The Government of Mexico has submitted a response to the Commission for Environmental Cooperation (CEC) on its management of discarded analog televisions during the countrywide transition from analog broadcasting signals to digital after several individuals and NGOs asserted (via Submission SEM-15-002) that Mexico was mismanaging its National Digital Television Transition Program by failing to effectively enforce national environmental laws and uphold international environmental obligations. The response addresses five key issues:
- Waste classification and application of hazardous waste provisions.
- Development and implementation of the National Digital Television Transition Program.
- Discarded analog television waste.
- Communication, access to information, and public participation.
- Effective implementation of the Stockholm Convention.
According to the General Director for Energy Efficiency in the Ministry of Mines and Energy (MEM), the technical regulation for energy efficiency labeling is in the final stages of approval and should be published shorty via Supreme Decree. The regulation will be mandatory for manufacturers and importers of electrical products and will go into effect one year after its publication in the Official Gazette.
The Organization for Economic Cooperation and Development (OECD) and the United Nations Economic Commission for Latin America and the Caribbean (ECLAC) have released a report that evaluates Peru’s environmental performance between 2003 and 2013 and provides recommendations for improvement. As a participant of the OECD’s Country Program, Peru has developed the report according to OECD criteria and methodologies.

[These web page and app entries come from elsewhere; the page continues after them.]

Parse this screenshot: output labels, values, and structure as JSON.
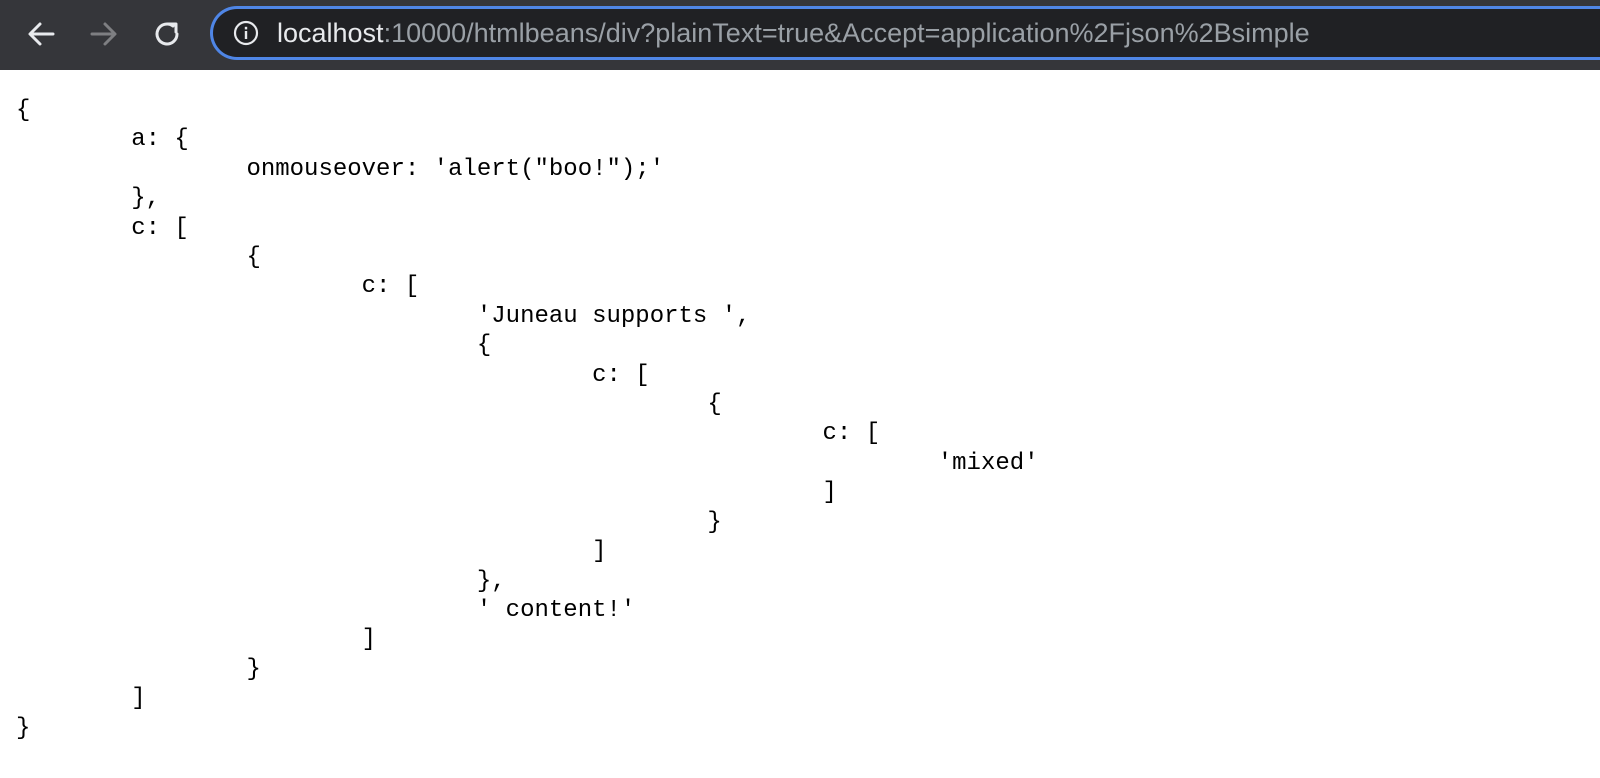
{
  "browser": {
    "back_icon": "arrow-left-icon",
    "forward_icon": "arrow-right-icon",
    "reload_icon": "reload-icon",
    "info_icon": "info-icon",
    "url_host": "localhost",
    "url_rest": ":10000/htmlbeans/div?plainText=true&Accept=application%2Fjson%2Bsimple"
  },
  "page": {
    "lines": [
      "{",
      "\ta: {",
      "\t\tonmouseover: 'alert(\"boo!\");'",
      "\t},",
      "\tc: [",
      "\t\t{",
      "\t\t\tc: [",
      "\t\t\t\t'Juneau supports ',",
      "\t\t\t\t{",
      "\t\t\t\t\tc: [",
      "\t\t\t\t\t\t{",
      "\t\t\t\t\t\t\tc: [",
      "\t\t\t\t\t\t\t\t'mixed'",
      "\t\t\t\t\t\t\t]",
      "\t\t\t\t\t\t}",
      "\t\t\t\t\t]",
      "\t\t\t\t},",
      "\t\t\t\t' content!'",
      "\t\t\t]",
      "\t\t}",
      "\t]",
      "}"
    ]
  },
  "colors": {
    "toolbar_bg": "#35363a",
    "omnibox_bg": "#202124",
    "omnibox_focus_border": "#4f86e6",
    "url_host_color": "#e8eaed",
    "url_rest_color": "#9aa0a6"
  }
}
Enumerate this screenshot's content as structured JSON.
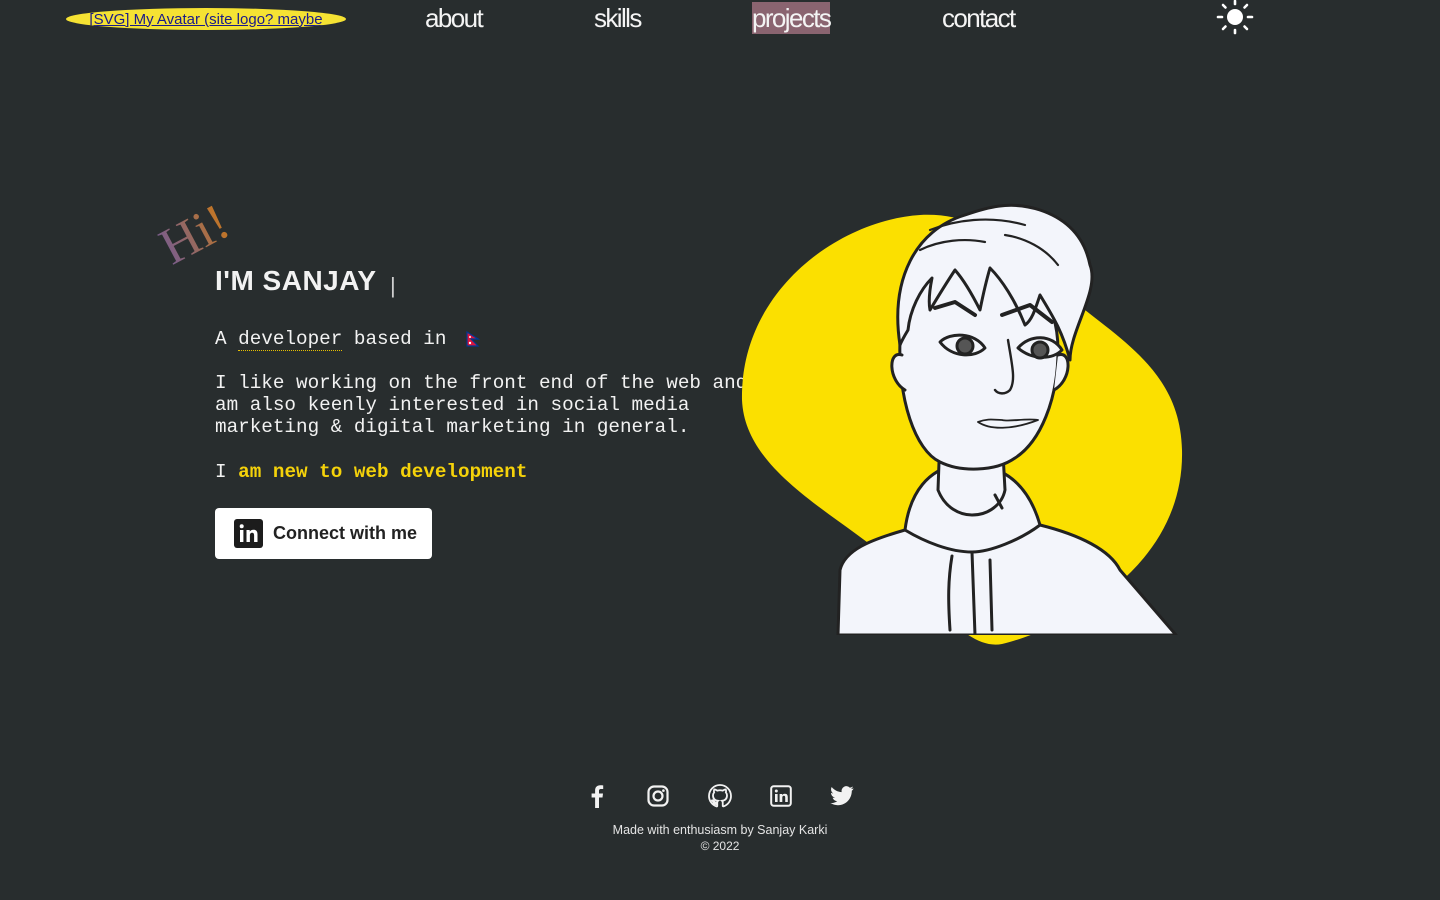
{
  "header": {
    "logo_alt": "[SVG] My Avatar (site logo? maybe",
    "nav": [
      {
        "label": "about"
      },
      {
        "label": "skills"
      },
      {
        "label": "projects",
        "active": true
      },
      {
        "label": "contact"
      }
    ],
    "theme_toggle_icon": "sun-icon"
  },
  "hero": {
    "greeting": "Hi!",
    "headline": "I'M SANJAY",
    "cursor": "|",
    "line1_prefix": "A",
    "line1_role": "developer",
    "line1_suffix": "based in",
    "flag_icon": "nepal-flag-icon",
    "bio": "I like working on the front end of the web and am also keenly interested in social media marketing & digital marketing in general.",
    "line3_prefix": "I",
    "line3_highlight": "am new to web development",
    "cta_label": "Connect with me",
    "cta_icon": "linkedin-icon",
    "avatar": "avatar-illustration"
  },
  "footer": {
    "social": [
      {
        "icon": "facebook-icon"
      },
      {
        "icon": "instagram-icon"
      },
      {
        "icon": "github-icon"
      },
      {
        "icon": "linkedin-icon"
      },
      {
        "icon": "twitter-icon"
      }
    ],
    "credit": "Made with enthusiasm by Sanjay Karki",
    "copyright": "© 2022"
  },
  "colors": {
    "background": "#282d2e",
    "accent": "#f5d20a",
    "nav_active": "#8a6470"
  }
}
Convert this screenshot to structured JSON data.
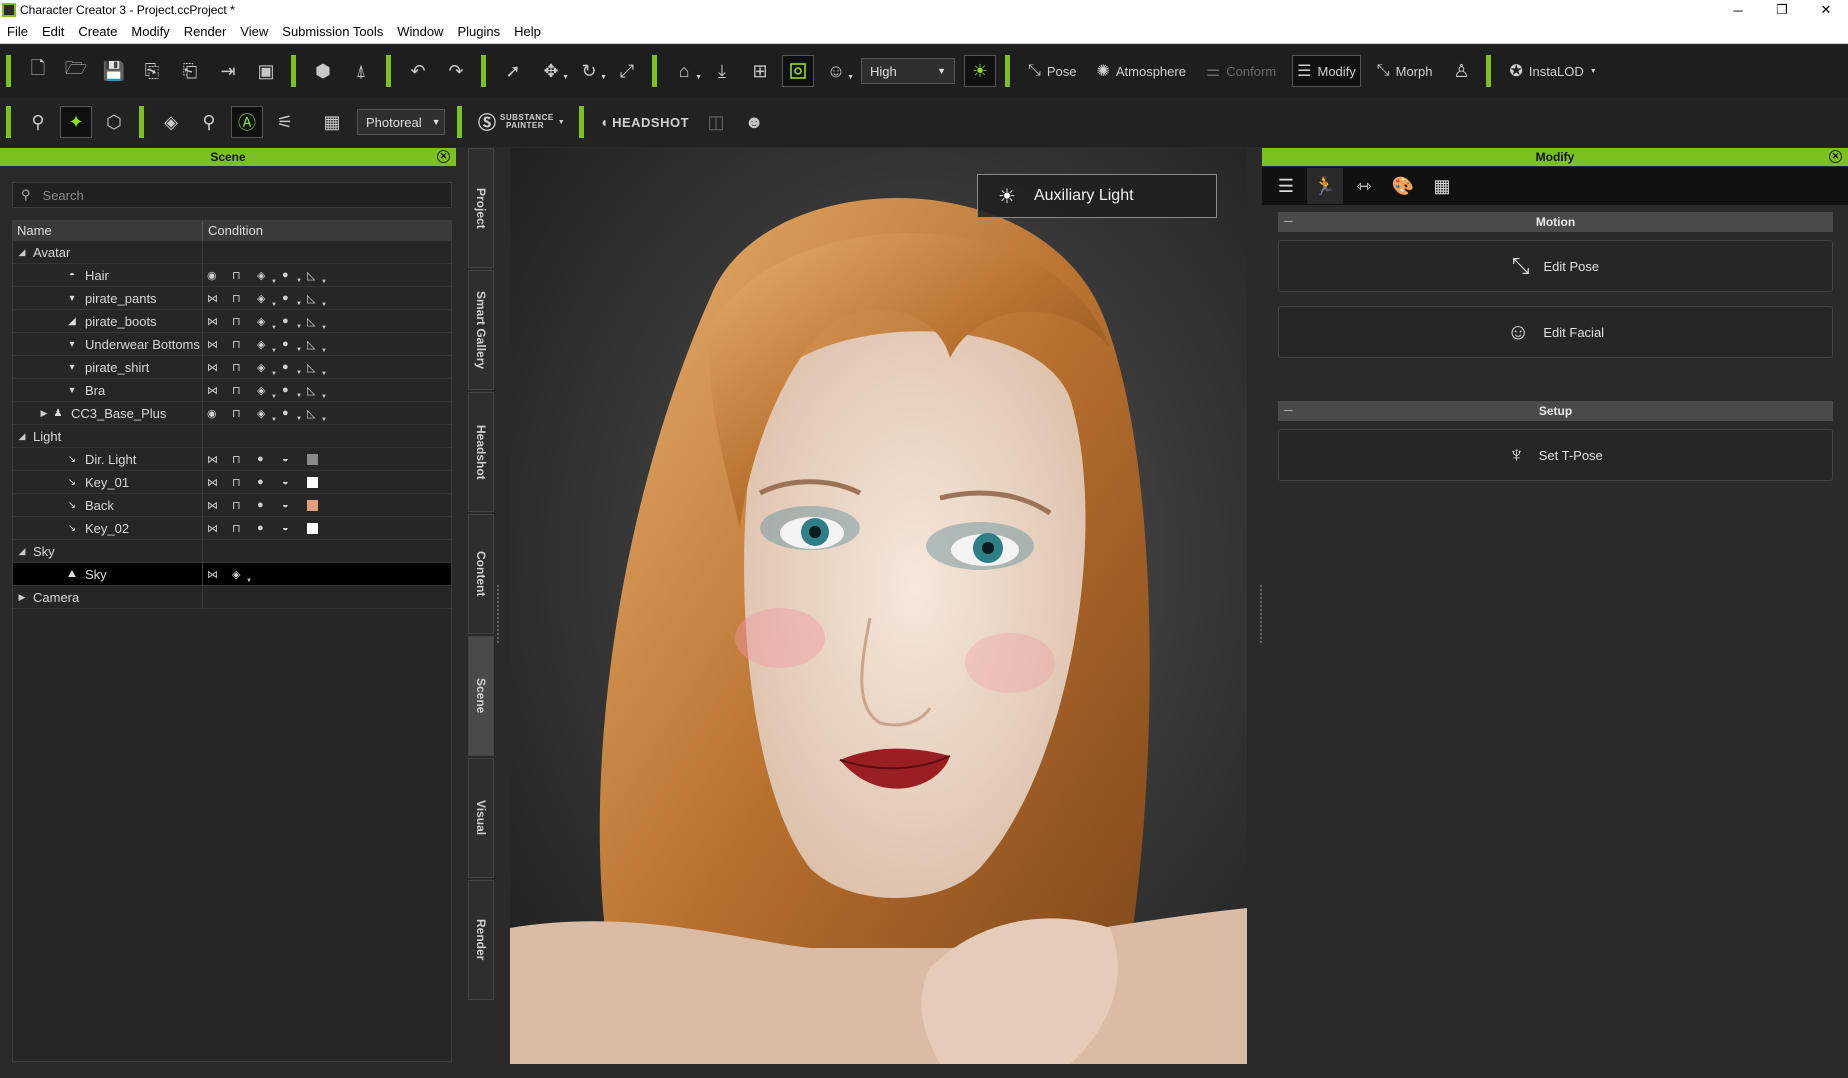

As part of our International Environmental Law practice group, Beveridge & Diamond's Latin America practice group helps multinational clients navigate dynamic and unprecedented change in Latin American environmental law. We counsel clients from various industrial sectors on a wide range of issues arising under the domestic environmental regulations of most Latin American countries with an emphasis in Argentina, Brazil, Chile, Colombia, Costa Rica, Ecuador, Mexico, and Peru. For more information, please contact the authors.